- **WHAT IS BEING ASKED**
Copy every record word for word.

- **DATA TO USE**

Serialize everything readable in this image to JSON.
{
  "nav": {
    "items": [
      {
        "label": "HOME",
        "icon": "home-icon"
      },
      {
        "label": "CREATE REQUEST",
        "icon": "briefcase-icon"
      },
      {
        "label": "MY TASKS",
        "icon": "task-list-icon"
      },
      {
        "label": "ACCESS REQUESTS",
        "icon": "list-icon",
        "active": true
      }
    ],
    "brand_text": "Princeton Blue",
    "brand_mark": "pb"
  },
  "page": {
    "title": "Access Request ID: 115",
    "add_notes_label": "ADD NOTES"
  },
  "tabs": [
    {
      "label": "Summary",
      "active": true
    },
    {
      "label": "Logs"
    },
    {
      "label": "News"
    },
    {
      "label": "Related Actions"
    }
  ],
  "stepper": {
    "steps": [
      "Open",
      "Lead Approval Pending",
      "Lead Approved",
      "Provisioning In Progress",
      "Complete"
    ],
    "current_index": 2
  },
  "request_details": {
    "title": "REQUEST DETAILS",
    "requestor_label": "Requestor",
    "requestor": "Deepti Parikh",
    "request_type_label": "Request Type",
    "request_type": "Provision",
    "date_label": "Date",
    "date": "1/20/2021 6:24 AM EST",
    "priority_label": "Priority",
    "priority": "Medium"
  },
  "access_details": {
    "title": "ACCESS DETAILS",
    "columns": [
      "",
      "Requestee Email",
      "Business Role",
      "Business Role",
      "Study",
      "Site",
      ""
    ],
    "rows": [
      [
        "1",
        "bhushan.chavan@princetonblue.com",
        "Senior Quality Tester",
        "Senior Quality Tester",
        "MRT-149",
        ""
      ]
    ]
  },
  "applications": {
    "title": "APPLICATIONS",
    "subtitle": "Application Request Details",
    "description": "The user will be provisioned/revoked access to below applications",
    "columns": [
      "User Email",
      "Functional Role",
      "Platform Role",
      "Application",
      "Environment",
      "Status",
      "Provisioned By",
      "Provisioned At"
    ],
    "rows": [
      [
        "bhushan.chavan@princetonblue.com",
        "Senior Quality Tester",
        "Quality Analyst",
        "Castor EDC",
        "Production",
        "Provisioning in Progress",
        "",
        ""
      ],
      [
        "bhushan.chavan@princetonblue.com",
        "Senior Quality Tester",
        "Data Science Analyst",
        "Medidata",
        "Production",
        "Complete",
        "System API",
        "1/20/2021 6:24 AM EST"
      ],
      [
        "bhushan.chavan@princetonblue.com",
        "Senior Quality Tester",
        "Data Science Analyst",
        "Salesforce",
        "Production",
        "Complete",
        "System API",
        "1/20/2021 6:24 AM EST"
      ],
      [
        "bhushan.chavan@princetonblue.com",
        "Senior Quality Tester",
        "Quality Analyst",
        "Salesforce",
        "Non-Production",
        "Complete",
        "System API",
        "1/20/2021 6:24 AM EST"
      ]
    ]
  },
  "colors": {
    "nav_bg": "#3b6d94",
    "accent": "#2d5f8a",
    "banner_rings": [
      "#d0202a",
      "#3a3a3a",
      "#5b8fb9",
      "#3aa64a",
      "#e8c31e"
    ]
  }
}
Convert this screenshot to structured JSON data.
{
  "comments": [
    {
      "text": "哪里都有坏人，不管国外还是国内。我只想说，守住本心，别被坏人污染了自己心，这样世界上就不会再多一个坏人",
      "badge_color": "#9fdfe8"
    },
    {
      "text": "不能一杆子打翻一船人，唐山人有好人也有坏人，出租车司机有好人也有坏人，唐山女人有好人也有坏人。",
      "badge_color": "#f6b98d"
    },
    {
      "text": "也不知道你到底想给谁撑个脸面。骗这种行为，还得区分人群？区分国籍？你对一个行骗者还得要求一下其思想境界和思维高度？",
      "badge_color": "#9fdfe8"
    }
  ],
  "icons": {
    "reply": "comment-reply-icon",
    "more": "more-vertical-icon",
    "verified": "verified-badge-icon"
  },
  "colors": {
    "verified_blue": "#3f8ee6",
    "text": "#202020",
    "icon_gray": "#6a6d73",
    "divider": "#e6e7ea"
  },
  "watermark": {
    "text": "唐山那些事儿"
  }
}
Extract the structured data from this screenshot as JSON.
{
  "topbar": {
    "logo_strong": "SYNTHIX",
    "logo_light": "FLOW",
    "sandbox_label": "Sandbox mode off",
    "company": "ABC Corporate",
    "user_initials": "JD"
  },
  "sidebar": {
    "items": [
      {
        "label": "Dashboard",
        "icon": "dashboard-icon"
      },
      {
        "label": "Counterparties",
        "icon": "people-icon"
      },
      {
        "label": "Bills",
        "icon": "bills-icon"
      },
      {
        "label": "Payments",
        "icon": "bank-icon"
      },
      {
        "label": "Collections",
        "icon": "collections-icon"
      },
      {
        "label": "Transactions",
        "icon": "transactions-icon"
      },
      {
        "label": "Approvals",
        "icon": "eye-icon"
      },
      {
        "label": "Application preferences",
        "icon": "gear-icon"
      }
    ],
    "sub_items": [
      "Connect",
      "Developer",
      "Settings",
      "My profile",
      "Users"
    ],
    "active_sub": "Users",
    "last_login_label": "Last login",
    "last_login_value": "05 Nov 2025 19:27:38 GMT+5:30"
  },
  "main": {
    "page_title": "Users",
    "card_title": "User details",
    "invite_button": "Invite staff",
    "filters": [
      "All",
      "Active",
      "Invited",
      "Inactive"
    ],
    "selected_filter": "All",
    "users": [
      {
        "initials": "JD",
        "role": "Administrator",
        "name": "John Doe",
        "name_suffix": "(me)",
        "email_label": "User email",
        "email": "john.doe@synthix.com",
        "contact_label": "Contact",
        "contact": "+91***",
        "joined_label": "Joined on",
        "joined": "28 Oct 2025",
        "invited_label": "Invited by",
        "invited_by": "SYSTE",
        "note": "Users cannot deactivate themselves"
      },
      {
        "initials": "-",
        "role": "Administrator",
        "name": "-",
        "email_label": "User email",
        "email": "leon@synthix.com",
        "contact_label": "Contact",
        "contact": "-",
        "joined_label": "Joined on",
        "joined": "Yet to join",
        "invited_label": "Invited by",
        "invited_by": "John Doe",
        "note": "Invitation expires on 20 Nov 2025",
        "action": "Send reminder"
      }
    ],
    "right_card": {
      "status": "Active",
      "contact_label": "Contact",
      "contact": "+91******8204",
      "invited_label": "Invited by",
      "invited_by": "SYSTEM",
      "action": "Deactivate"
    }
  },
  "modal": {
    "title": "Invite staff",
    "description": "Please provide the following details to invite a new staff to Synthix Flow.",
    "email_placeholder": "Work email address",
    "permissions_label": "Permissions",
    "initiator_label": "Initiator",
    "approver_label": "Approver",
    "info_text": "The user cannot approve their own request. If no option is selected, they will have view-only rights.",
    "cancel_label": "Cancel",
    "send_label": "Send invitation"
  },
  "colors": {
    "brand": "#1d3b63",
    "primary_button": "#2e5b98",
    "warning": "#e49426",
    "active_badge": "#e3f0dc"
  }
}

- **PROBLEM SOLUTION**
Serialize everything readable in this image to JSON.
{
  "nav": {
    "items": [
      {
        "label": "HOME",
        "icon": "home-icon"
      },
      {
        "label": "CREATE REQUEST",
        "icon": "briefcase-icon"
      },
      {
        "label": "MY TASKS",
        "icon": "task-list-icon"
      },
      {
        "label": "ACCESS REQUESTS",
        "icon": "list-icon",
        "active": true
      }
    ],
    "brand_text": "Princeton Blue",
    "brand_mark": "pb"
  },
  "page": {
    "title": "Access Request ID: 115",
    "add_notes_label": "ADD NOTES"
  },
  "tabs": [
    {
      "label": "Summary",
      "active": true
    },
    {
      "label": "Logs"
    },
    {
      "label": "News"
    },
    {
      "label": "Related Actions"
    }
  ],
  "stepper": {
    "steps": [
      "Open",
      "Lead Approval Pending",
      "Lead Approved",
      "Provisioning In Progress",
      "Complete"
    ],
    "current_index": 2
  },
  "request_details": {
    "title": "REQUEST DETAILS",
    "requestor_label": "Requestor",
    "requestor": "Deepti Parikh",
    "request_type_label": "Request Type",
    "request_type": "Provision",
    "date_label": "Date",
    "date": "1/20/2021 6:24 AM EST",
    "priority_label": "Priority",
    "priority": "Medium"
  },
  "access_details": {
    "title": "ACCESS DETAILS",
    "columns": [
      "",
      "Requestee Email",
      "Business Role",
      "Business Role",
      "Study",
      "Site",
      ""
    ],
    "rows": [
      [
        "1",
        "bhushan.chavan@princetonblue.com",
        "Senior Quality Tester",
        "Senior Quality Tester",
        "MRT-149",
        ""
      ]
    ]
  },
  "applications": {
    "title": "APPLICATIONS",
    "subtitle": "Application Request Details",
    "description": "The user will be provisioned/revoked access to below applications",
    "columns": [
      "User Email",
      "Functional Role",
      "Platform Role",
      "Application",
      "Environment",
      "Status",
      "Provisioned By",
      "Provisioned At"
    ],
    "rows": [
      [
        "bhushan.chavan@princetonblue.com",
        "Senior Quality Tester",
        "Quality Analyst",
        "Castor EDC",
        "Production",
        "Provisioning in Progress",
        "",
        ""
      ],
      [
        "bhushan.chavan@princetonblue.com",
        "Senior Quality Tester",
        "Data Science Analyst",
        "Medidata",
        "Production",
        "Complete",
        "System API",
        "1/20/2021 6:24 AM EST"
      ],
      [
        "bhushan.chavan@princetonblue.com",
        "Senior Quality Tester",
        "Data Science Analyst",
        "Salesforce",
        "Production",
        "Complete",
        "System API",
        "1/20/2021 6:24 AM EST"
      ],
      [
        "bhushan.chavan@princetonblue.com",
        "Senior Quality Tester",
        "Quality Analyst",
        "Salesforce",
        "Non-Production",
        "Complete",
        "System API",
        "1/20/2021 6:24 AM EST"
      ]
    ]
  },
  "colors": {
    "nav_bg": "#3b6d94",
    "accent": "#2d5f8a",
    "banner_rings": [
      "#d0202a",
      "#3a3a3a",
      "#5b8fb9",
      "#3aa64a",
      "#e8c31e"
    ]
  }
}
Convert this screenshot to structured JSON data.
{
  "comments": [
    {
      "text": "哪里都有坏人，不管国外还是国内。我只想说，守住本心，别被坏人污染了自己心，这样世界上就不会再多一个坏人",
      "badge_color": "#9fdfe8"
    },
    {
      "text": "不能一杆子打翻一船人，唐山人有好人也有坏人，出租车司机有好人也有坏人，唐山女人有好人也有坏人。",
      "badge_color": "#f6b98d"
    },
    {
      "text": "也不知道你到底想给谁撑个脸面。骗这种行为，还得区分人群？区分国籍？你对一个行骗者还得要求一下其思想境界和思维高度？",
      "badge_color": "#9fdfe8"
    }
  ],
  "icons": {
    "reply": "comment-reply-icon",
    "more": "more-vertical-icon",
    "verified": "verified-badge-icon"
  },
  "colors": {
    "verified_blue": "#3f8ee6",
    "text": "#202020",
    "icon_gray": "#6a6d73",
    "divider": "#e6e7ea"
  },
  "watermark": {
    "text": "唐山那些事儿"
  }
}
Extract the structured data from this screenshot as JSON.
{
  "topbar": {
    "logo_strong": "SYNTHIX",
    "logo_light": "FLOW",
    "sandbox_label": "Sandbox mode off",
    "company": "ABC Corporate",
    "user_initials": "JD"
  },
  "sidebar": {
    "items": [
      {
        "label": "Dashboard",
        "icon": "dashboard-icon"
      },
      {
        "label": "Counterparties",
        "icon": "people-icon"
      },
      {
        "label": "Bills",
        "icon": "bills-icon"
      },
      {
        "label": "Payments",
        "icon": "bank-icon"
      },
      {
        "label": "Collections",
        "icon": "collections-icon"
      },
      {
        "label": "Transactions",
        "icon": "transactions-icon"
      },
      {
        "label": "Approvals",
        "icon": "eye-icon"
      },
      {
        "label": "Application preferences",
        "icon": "gear-icon"
      }
    ],
    "sub_items": [
      "Connect",
      "Developer",
      "Settings",
      "My profile",
      "Users"
    ],
    "active_sub": "Users",
    "last_login_label": "Last login",
    "last_login_value": "05 Nov 2025 19:27:38 GMT+5:30"
  },
  "main": {
    "page_title": "Users",
    "card_title": "User details",
    "invite_button": "Invite staff",
    "filters": [
      "All",
      "Active",
      "Invited",
      "Inactive"
    ],
    "selected_filter": "All",
    "users": [
      {
        "initials": "JD",
        "role": "Administrator",
        "name": "John Doe",
        "name_suffix": "(me)",
        "email_label": "User email",
        "email": "john.doe@synthix.com",
        "contact_label": "Contact",
        "contact": "+91***",
        "joined_label": "Joined on",
        "joined": "28 Oct 2025",
        "invited_label": "Invited by",
        "invited_by": "SYSTE",
        "note": "Users cannot deactivate themselves"
      },
      {
        "initials": "-",
        "role": "Administrator",
        "name": "-",
        "email_label": "User email",
        "email": "leon@synthix.com",
        "contact_label": "Contact",
        "contact": "-",
        "joined_label": "Joined on",
        "joined": "Yet to join",
        "invited_label": "Invited by",
        "invited_by": "John Doe",
        "note": "Invitation expires on 20 Nov 2025",
        "action": "Send reminder"
      }
    ],
    "right_card": {
      "status": "Active",
      "contact_label": "Contact",
      "contact": "+91******8204",
      "invited_label": "Invited by",
      "invited_by": "SYSTEM",
      "action": "Deactivate"
    }
  },
  "modal": {
    "title": "Invite staff",
    "description": "Please provide the following details to invite a new staff to Synthix Flow.",
    "email_placeholder": "Work email address",
    "permissions_label": "Permissions",
    "initiator_label": "Initiator",
    "approver_label": "Approver",
    "info_text": "The user cannot approve their own request. If no option is selected, they will have view-only rights.",
    "cancel_label": "Cancel",
    "send_label": "Send invitation"
  },
  "colors": {
    "brand": "#1d3b63",
    "primary_button": "#2e5b98",
    "warning": "#e49426",
    "active_badge": "#e3f0dc"
  }
}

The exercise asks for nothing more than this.